**Instructions to follow:**
From the entries below, copy out every line with "learning" in it.

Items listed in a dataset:
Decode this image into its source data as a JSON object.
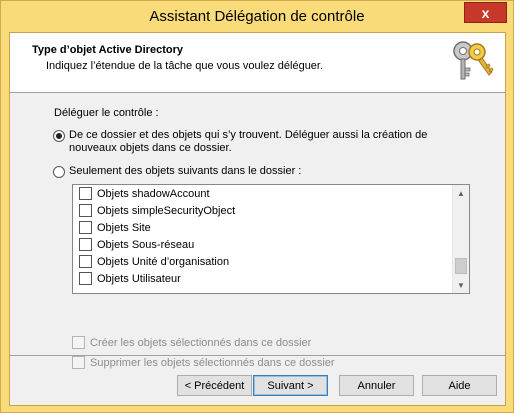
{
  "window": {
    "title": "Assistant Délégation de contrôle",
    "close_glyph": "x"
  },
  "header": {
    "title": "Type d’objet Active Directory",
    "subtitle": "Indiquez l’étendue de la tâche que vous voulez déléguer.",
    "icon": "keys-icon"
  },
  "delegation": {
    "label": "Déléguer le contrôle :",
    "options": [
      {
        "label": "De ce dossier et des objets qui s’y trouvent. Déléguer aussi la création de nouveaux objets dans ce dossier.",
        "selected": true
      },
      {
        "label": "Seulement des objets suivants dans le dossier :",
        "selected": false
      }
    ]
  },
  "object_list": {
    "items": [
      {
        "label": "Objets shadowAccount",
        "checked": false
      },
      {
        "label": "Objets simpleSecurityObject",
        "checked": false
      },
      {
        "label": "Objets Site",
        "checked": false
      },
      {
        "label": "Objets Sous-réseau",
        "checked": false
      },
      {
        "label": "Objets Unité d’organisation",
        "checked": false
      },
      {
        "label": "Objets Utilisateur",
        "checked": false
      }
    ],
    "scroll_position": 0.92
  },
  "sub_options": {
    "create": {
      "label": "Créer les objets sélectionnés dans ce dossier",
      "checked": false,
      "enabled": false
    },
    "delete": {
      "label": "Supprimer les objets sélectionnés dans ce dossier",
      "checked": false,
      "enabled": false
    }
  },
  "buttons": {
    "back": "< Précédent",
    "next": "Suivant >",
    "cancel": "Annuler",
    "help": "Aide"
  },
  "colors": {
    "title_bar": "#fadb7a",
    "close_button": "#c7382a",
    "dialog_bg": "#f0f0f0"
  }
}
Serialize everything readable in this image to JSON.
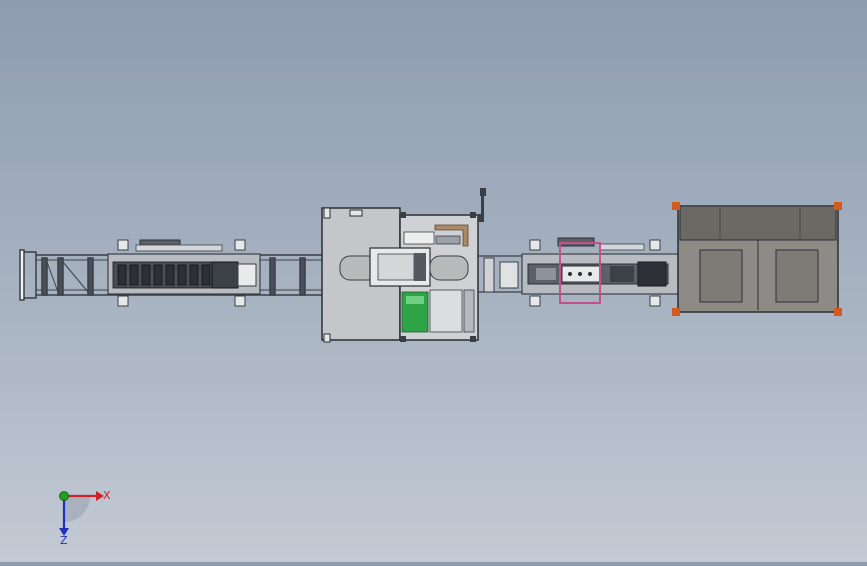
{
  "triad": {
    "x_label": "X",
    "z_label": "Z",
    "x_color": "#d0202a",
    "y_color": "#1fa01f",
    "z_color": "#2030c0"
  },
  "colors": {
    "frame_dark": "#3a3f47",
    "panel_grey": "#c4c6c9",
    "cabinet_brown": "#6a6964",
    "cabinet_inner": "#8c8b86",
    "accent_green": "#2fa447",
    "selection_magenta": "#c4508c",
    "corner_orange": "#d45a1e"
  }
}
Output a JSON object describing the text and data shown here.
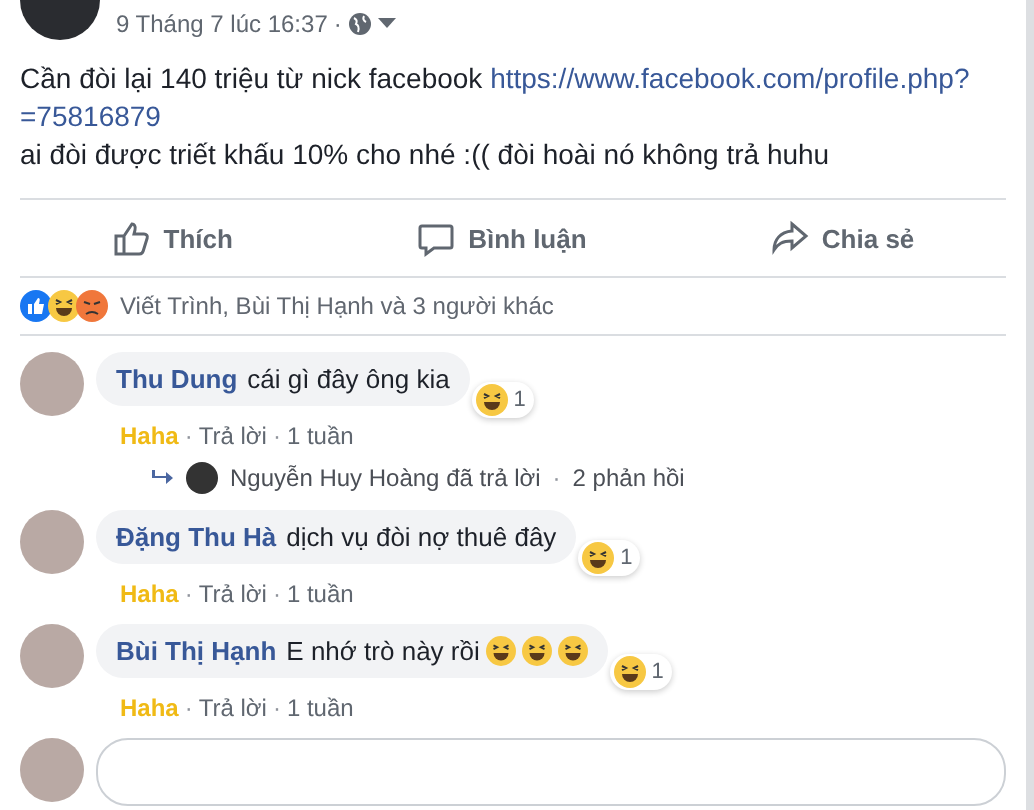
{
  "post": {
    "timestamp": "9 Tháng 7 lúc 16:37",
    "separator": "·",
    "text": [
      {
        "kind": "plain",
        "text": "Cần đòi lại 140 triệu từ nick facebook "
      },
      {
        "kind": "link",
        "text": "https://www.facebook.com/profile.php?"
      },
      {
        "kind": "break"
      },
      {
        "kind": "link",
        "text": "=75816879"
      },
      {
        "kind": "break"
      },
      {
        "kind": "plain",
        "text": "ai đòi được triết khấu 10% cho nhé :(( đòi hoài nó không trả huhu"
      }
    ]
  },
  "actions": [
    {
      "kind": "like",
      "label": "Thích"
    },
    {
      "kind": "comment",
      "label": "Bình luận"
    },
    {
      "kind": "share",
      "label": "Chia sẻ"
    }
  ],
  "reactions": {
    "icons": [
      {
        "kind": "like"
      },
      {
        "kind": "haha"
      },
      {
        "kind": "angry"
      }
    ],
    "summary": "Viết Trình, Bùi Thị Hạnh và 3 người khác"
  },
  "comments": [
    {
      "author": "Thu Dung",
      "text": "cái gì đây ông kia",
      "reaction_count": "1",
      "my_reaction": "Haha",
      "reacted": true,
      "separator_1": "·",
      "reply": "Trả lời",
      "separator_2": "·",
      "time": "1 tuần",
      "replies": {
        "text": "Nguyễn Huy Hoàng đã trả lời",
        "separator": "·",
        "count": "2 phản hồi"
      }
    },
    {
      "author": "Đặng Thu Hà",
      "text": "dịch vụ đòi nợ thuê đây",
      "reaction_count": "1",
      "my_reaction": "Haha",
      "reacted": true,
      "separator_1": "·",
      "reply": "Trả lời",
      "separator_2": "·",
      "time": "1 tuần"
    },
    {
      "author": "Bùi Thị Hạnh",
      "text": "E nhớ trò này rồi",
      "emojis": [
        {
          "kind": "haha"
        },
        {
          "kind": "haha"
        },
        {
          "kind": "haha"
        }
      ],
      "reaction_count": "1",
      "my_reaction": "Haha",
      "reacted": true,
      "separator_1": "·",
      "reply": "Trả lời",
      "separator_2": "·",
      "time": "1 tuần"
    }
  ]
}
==
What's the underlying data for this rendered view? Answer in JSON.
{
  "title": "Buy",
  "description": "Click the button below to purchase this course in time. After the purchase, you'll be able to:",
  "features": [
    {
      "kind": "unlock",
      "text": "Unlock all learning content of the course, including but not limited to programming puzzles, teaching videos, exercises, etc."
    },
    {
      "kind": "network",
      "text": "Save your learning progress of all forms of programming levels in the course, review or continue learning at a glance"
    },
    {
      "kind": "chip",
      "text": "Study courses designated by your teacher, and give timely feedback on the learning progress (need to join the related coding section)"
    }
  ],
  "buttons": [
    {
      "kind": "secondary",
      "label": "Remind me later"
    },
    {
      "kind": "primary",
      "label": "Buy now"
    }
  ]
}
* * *
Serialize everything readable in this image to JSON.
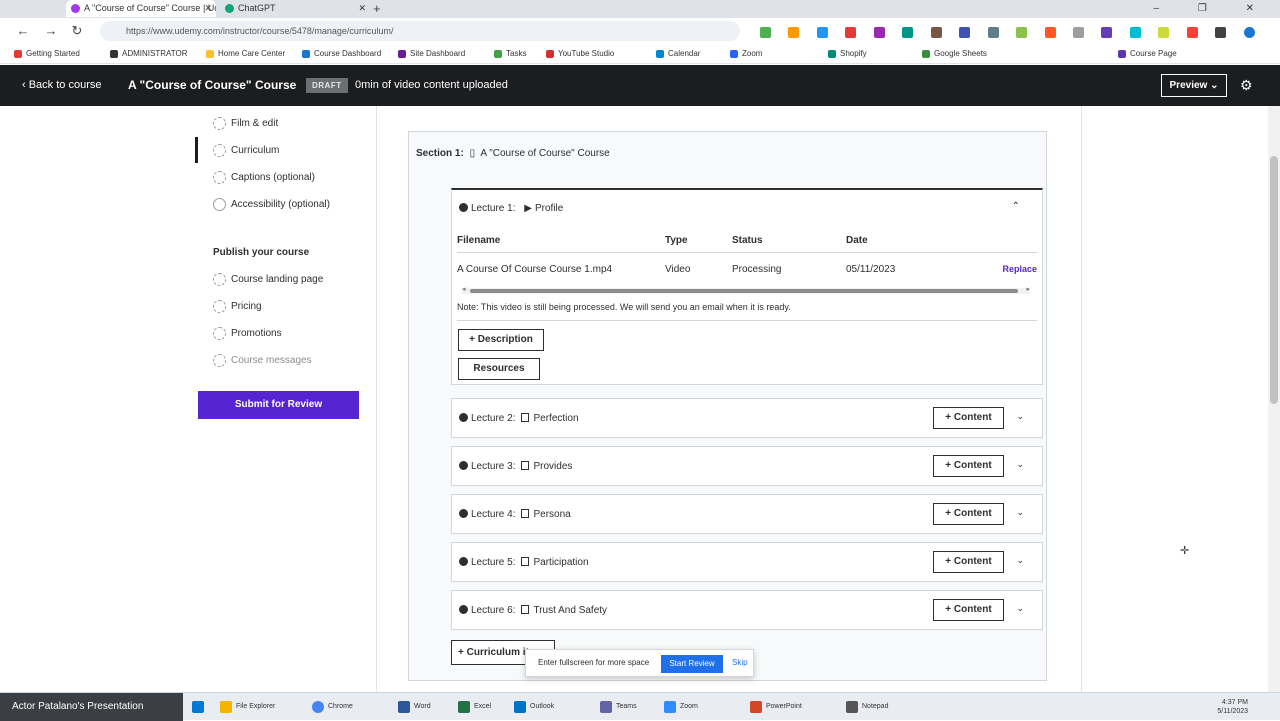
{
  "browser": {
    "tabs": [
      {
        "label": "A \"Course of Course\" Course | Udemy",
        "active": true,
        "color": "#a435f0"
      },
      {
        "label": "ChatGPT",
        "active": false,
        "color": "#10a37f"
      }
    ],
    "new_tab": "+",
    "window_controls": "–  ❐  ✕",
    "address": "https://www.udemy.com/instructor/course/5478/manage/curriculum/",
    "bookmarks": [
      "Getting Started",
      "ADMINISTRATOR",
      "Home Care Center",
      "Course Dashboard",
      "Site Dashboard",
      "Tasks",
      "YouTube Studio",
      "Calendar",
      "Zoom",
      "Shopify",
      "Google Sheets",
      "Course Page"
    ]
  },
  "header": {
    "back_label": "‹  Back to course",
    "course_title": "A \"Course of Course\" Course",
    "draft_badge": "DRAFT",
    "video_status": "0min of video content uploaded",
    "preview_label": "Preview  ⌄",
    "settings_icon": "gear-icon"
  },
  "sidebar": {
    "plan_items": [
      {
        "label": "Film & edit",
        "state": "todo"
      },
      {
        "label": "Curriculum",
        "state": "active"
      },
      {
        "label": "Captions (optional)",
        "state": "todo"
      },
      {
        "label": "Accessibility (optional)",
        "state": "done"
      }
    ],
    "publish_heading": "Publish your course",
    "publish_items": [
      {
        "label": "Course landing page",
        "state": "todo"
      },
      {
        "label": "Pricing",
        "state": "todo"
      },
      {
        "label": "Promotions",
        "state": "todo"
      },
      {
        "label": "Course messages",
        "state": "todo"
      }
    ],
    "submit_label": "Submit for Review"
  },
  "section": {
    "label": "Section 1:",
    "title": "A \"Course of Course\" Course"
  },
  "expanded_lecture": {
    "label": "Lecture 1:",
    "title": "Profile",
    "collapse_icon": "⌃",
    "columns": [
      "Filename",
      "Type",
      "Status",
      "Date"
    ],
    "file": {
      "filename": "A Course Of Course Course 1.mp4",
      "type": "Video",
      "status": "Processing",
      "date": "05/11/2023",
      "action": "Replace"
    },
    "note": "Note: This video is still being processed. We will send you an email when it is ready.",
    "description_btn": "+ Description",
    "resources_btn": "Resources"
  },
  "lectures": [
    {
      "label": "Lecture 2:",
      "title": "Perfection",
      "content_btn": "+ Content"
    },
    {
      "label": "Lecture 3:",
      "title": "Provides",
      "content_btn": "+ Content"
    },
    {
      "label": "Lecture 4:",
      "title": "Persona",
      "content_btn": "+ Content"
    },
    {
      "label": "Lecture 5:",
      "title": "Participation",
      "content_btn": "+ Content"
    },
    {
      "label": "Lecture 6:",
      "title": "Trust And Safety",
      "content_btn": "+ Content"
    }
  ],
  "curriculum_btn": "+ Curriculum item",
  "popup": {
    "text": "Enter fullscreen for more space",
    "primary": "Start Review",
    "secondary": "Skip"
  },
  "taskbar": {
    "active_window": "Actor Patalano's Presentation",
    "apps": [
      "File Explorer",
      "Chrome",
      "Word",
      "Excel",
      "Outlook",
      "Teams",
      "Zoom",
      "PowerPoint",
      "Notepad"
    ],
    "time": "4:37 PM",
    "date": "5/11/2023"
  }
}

**Task solution:**
      "text": "Unlock all learning content of the course, including but not limited to programming puzzles, teaching videos, exercises, etc."
      "text": "Save your learning progress of all forms of programming levels in the course, review or continue learning at a glance"
      "text": "Study courses designated by your teacher, and give timely feedback on the learning progress (need to join the related coding section)"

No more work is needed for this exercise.